Exercise brief.
Below are entries; tally how many lines hold the string "value" and answer with only that figure.

Records supplied.
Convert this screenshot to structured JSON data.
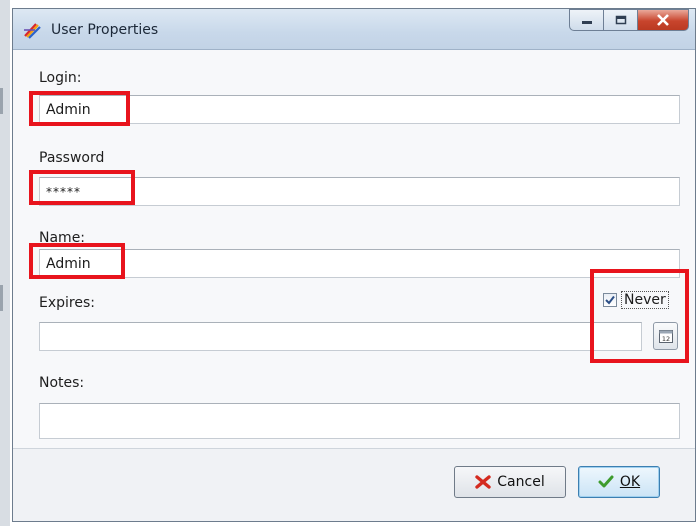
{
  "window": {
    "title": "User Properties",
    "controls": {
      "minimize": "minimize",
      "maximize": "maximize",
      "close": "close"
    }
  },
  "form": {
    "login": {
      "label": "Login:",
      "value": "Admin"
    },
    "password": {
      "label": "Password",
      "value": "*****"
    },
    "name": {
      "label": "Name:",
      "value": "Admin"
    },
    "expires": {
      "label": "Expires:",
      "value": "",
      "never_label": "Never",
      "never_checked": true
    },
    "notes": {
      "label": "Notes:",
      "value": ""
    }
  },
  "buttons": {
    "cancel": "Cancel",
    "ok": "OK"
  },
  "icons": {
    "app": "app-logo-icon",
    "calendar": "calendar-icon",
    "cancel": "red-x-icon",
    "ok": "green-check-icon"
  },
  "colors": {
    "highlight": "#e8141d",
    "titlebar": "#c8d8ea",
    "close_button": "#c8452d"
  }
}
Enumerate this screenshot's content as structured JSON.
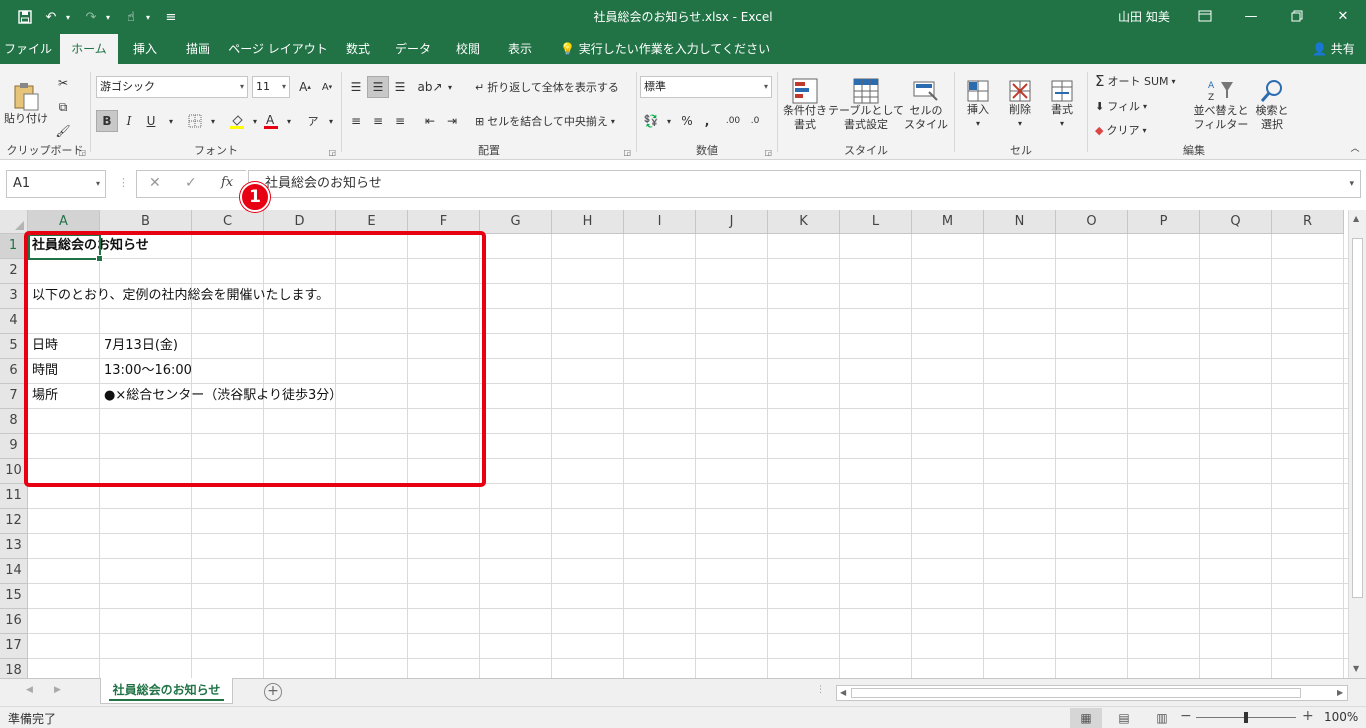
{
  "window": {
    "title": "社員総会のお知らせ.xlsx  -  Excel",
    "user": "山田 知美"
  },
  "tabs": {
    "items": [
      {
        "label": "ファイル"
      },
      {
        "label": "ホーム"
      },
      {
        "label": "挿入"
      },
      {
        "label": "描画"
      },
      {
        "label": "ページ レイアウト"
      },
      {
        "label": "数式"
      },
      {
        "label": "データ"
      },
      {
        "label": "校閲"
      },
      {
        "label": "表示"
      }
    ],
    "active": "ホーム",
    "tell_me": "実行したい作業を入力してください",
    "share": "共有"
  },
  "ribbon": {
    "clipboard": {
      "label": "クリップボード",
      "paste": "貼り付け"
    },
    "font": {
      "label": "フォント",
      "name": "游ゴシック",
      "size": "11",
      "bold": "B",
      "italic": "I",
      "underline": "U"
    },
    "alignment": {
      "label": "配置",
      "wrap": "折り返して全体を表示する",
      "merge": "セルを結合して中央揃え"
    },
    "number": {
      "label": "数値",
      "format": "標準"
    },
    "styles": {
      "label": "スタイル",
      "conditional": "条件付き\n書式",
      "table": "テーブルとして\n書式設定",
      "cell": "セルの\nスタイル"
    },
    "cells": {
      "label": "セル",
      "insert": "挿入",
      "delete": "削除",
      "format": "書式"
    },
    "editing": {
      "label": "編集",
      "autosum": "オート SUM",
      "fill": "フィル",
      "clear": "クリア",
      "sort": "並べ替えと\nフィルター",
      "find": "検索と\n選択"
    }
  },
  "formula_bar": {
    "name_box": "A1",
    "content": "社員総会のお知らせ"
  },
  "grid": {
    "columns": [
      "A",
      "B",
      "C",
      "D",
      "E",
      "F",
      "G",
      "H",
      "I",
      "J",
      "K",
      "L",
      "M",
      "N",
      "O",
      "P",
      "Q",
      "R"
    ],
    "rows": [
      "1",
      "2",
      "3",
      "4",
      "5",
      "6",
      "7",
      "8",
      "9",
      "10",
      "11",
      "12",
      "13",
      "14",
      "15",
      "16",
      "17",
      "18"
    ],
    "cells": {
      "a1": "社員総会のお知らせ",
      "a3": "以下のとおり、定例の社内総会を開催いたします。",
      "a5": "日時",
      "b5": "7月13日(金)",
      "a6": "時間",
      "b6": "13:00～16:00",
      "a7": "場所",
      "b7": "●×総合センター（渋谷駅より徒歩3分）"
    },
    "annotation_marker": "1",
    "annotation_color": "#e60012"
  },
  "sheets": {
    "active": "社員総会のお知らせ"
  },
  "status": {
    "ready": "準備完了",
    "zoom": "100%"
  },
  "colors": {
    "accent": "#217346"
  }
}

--

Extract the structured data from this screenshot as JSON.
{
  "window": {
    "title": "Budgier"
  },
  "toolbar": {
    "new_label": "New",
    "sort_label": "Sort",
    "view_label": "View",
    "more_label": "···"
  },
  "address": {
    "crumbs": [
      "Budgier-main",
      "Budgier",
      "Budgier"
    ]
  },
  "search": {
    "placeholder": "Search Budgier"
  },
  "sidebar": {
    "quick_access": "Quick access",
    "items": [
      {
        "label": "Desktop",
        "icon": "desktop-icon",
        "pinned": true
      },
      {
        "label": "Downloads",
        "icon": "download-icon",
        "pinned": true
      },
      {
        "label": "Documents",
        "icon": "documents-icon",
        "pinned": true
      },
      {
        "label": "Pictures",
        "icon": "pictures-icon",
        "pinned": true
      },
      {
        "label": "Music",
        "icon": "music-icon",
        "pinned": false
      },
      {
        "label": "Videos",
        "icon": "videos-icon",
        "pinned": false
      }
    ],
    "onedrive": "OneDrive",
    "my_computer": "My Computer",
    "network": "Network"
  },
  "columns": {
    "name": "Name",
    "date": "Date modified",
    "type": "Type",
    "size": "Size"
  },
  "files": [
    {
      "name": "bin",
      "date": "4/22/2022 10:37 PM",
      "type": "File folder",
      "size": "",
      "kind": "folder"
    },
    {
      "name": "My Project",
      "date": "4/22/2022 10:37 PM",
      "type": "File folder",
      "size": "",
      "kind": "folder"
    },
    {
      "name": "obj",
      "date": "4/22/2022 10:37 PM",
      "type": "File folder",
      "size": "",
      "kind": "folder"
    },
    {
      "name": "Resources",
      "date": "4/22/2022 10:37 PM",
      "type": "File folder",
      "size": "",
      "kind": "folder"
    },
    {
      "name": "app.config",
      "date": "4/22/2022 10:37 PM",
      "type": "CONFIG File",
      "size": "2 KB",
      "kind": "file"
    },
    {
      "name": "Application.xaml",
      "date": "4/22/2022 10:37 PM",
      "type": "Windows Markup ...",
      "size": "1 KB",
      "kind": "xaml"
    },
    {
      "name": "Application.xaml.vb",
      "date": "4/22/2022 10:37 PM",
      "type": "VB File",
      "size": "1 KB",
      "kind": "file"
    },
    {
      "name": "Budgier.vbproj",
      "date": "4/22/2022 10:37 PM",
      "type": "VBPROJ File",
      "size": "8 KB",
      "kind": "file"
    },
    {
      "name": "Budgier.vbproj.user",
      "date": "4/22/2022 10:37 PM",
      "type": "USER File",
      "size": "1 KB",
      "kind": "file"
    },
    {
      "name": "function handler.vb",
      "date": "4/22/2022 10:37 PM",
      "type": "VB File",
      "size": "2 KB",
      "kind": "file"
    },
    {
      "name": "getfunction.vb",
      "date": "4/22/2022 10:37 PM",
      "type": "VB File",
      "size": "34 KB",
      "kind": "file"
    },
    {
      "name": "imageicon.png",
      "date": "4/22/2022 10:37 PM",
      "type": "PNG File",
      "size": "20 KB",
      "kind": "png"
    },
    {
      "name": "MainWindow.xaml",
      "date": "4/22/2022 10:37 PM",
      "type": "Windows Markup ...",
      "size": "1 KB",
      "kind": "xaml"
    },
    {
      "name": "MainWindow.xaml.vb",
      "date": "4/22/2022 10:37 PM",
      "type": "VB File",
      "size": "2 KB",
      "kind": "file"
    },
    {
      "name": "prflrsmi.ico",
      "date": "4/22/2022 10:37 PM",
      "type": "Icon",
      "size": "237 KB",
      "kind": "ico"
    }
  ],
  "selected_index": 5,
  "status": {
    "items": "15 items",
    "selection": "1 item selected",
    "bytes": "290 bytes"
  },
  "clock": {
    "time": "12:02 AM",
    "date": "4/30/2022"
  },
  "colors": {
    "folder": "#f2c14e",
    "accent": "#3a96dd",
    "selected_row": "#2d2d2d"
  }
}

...

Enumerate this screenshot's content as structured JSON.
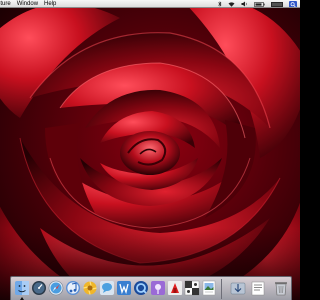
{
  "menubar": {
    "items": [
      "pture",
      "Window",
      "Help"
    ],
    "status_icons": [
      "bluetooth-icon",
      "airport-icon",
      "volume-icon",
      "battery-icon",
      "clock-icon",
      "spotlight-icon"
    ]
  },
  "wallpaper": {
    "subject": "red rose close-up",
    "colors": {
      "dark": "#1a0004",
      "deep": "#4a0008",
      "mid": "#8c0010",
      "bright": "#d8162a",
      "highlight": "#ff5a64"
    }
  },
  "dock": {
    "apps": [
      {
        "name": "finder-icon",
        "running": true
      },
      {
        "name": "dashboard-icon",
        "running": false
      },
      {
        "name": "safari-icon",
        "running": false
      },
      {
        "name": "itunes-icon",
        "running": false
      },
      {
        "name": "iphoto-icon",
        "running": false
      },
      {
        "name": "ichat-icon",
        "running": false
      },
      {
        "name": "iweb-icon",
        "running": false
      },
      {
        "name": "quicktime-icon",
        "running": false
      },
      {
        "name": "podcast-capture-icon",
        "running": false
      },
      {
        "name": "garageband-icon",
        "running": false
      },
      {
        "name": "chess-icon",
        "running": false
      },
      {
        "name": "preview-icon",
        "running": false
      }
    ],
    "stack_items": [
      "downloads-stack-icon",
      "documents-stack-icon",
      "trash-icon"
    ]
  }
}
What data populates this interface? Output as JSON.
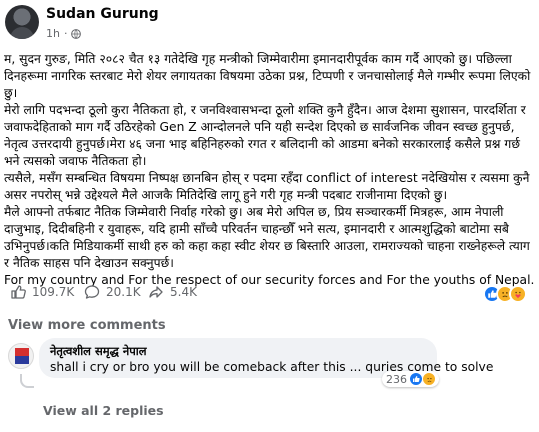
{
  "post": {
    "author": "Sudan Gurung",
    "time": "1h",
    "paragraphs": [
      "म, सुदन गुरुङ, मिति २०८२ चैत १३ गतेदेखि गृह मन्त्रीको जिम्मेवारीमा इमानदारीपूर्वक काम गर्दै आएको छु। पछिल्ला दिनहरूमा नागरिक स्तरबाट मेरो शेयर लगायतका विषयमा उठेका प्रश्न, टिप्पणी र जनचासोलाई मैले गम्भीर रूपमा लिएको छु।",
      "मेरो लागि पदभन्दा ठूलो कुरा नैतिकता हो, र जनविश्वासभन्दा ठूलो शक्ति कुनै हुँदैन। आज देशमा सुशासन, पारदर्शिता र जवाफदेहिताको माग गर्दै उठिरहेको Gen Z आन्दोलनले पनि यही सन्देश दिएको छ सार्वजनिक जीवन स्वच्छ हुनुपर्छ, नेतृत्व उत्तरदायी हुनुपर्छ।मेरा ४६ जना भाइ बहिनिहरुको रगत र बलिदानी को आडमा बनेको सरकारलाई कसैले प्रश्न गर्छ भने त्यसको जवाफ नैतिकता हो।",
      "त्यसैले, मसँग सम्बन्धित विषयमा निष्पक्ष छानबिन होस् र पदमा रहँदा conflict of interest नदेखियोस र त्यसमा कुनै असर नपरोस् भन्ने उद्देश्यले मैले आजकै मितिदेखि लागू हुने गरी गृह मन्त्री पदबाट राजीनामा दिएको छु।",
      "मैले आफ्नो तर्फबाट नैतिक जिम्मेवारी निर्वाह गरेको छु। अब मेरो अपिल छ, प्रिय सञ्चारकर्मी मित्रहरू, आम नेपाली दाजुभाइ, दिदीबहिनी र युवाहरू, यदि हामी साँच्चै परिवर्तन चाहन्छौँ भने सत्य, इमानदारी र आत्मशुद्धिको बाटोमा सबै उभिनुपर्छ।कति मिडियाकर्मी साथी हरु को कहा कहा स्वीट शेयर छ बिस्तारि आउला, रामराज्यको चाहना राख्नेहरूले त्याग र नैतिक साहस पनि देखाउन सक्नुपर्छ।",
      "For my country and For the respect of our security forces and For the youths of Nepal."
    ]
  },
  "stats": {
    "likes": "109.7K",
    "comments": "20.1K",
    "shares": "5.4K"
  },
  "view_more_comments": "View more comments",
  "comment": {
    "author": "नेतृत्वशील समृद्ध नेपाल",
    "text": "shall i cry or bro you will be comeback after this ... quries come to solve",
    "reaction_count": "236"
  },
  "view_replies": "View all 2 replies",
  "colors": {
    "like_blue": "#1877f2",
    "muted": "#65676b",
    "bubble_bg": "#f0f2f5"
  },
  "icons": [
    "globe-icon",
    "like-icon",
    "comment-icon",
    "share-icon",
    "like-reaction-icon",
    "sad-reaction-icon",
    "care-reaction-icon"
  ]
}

Solution for this exercise.
5